* **ABOUT THIS EXERCISE**
Go through the entries below and return every line that contains "container".

INPUT RECORDS below:

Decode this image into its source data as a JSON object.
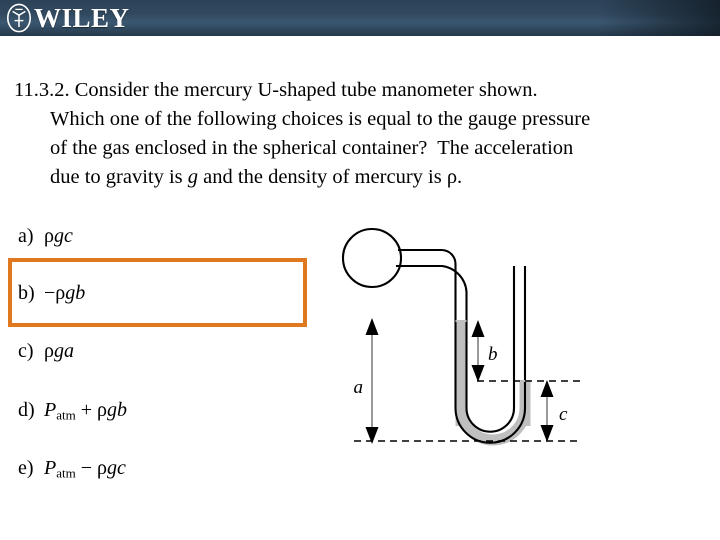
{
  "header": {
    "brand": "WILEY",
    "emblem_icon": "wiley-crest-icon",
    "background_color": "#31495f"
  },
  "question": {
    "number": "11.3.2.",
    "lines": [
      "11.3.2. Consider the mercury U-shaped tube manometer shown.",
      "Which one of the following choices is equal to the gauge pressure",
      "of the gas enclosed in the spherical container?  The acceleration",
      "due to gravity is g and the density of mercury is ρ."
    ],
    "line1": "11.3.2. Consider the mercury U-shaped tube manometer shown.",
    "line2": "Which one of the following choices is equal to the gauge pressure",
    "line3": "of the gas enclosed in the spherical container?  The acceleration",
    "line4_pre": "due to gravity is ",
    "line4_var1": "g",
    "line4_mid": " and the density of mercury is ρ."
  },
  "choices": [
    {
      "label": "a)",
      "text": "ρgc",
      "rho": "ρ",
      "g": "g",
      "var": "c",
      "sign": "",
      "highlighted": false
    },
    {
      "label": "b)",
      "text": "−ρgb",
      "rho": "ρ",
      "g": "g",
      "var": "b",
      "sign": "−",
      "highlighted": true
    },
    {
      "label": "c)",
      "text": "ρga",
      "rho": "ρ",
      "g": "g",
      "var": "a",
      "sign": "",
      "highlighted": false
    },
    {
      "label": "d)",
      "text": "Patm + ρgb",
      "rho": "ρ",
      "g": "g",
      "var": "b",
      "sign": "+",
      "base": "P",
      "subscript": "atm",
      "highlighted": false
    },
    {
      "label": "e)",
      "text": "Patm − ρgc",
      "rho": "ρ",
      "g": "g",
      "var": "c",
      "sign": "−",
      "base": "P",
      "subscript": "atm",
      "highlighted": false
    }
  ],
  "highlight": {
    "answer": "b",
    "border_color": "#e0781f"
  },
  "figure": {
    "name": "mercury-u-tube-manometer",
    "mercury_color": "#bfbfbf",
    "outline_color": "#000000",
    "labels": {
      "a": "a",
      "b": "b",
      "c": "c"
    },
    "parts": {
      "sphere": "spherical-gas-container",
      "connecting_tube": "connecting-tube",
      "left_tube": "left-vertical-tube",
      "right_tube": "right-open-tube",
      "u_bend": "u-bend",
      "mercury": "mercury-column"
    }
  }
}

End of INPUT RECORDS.

* **EXPECTED ANSWER**
      "of the gas enclosed in the spherical container?  The acceleration",
    "line3": "of the gas enclosed in the spherical container?  The acceleration",
      "sphere": "spherical-gas-container",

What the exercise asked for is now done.